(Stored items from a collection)
********************

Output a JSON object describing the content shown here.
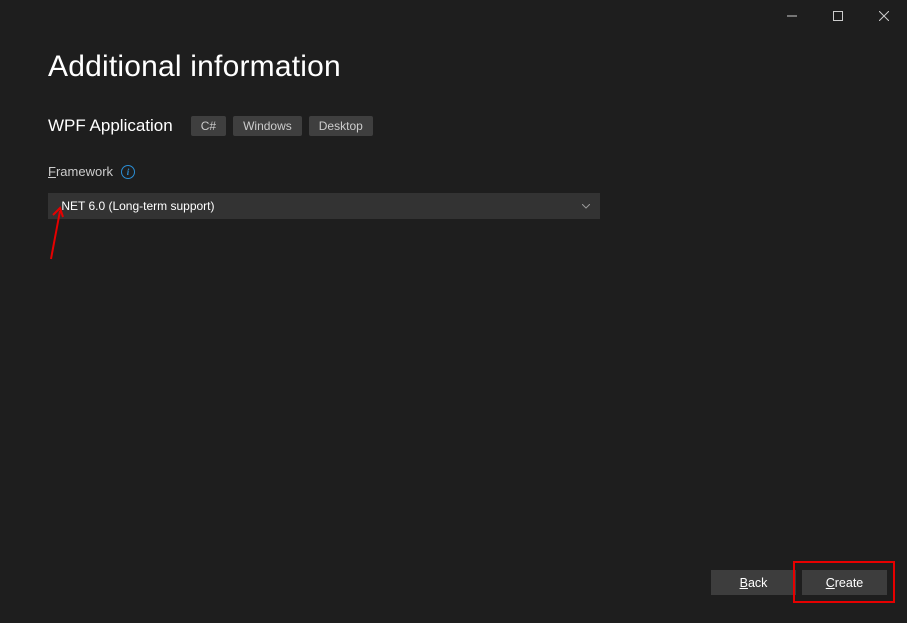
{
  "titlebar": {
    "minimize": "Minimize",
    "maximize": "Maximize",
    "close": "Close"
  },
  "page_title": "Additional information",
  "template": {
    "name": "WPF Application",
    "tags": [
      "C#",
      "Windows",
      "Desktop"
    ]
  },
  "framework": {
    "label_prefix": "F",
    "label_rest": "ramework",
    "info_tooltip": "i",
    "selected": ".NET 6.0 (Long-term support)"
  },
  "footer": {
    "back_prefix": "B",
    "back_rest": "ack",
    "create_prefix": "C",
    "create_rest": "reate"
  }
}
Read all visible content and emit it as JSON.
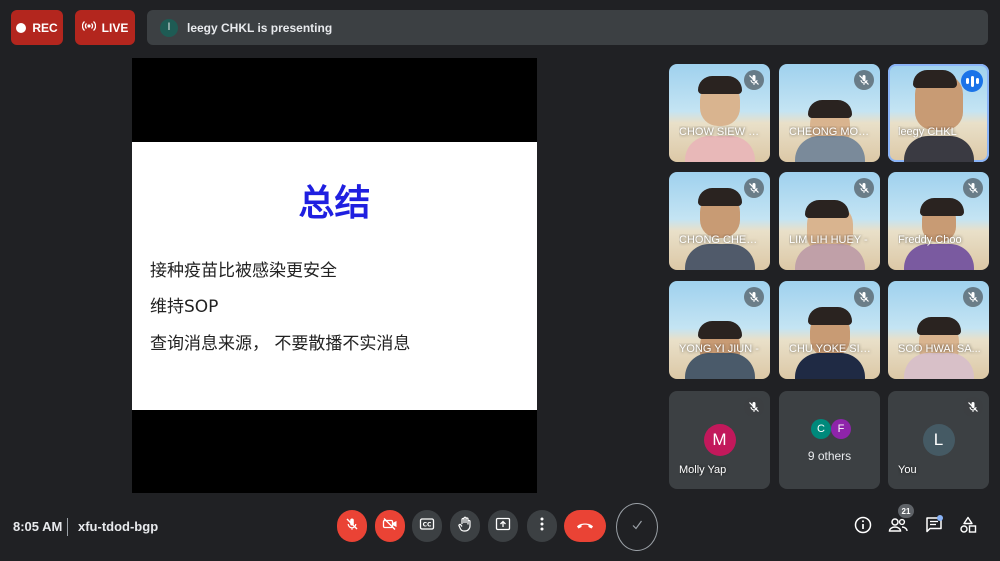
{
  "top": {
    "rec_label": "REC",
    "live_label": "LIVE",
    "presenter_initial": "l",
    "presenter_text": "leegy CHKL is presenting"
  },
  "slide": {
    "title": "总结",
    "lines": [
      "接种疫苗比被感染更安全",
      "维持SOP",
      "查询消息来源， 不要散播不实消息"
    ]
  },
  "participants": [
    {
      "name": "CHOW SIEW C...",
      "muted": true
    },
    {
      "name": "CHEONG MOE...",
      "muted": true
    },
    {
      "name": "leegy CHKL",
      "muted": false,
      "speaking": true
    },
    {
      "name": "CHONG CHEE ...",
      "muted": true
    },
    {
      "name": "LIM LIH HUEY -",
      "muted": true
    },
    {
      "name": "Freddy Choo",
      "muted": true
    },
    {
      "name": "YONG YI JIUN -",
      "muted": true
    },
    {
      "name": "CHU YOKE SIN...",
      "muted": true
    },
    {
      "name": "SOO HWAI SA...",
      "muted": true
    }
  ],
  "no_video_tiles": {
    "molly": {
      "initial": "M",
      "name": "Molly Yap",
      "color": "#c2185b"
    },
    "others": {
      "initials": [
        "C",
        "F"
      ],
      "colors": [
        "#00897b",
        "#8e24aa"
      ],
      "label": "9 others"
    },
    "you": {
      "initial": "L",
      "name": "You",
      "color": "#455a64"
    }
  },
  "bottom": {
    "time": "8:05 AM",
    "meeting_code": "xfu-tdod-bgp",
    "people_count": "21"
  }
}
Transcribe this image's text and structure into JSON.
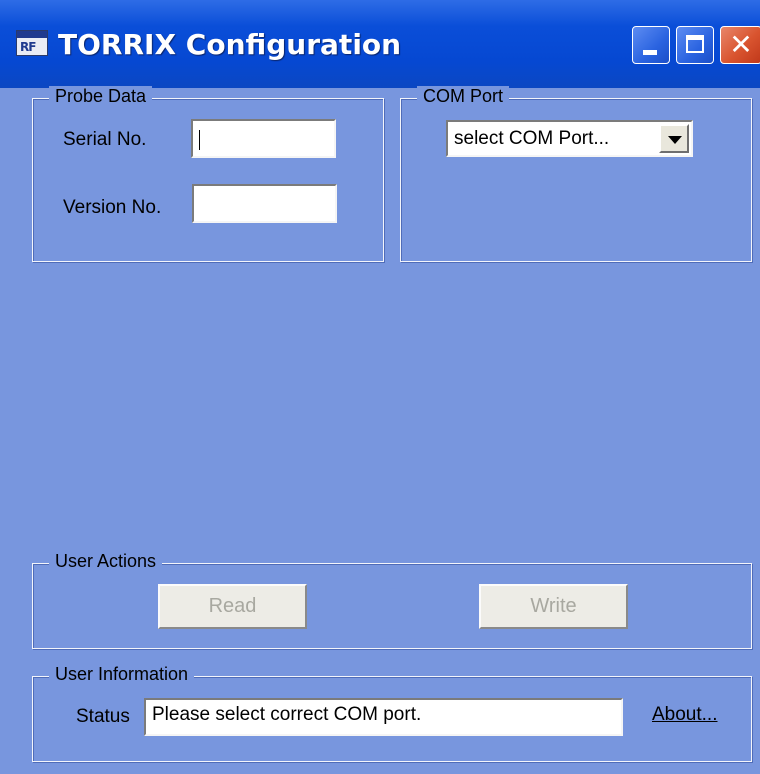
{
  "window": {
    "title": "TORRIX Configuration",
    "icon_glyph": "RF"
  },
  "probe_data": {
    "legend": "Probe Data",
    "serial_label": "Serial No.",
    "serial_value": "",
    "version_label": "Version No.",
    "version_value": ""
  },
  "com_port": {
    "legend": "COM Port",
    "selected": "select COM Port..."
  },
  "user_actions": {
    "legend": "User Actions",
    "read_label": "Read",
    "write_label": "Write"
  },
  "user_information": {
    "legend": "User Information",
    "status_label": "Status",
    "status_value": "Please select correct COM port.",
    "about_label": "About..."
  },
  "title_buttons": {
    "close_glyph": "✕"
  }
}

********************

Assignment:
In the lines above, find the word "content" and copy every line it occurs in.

Final answer:
Output a JSON object describing the content shown here.
Read all visible content and emit it as JSON.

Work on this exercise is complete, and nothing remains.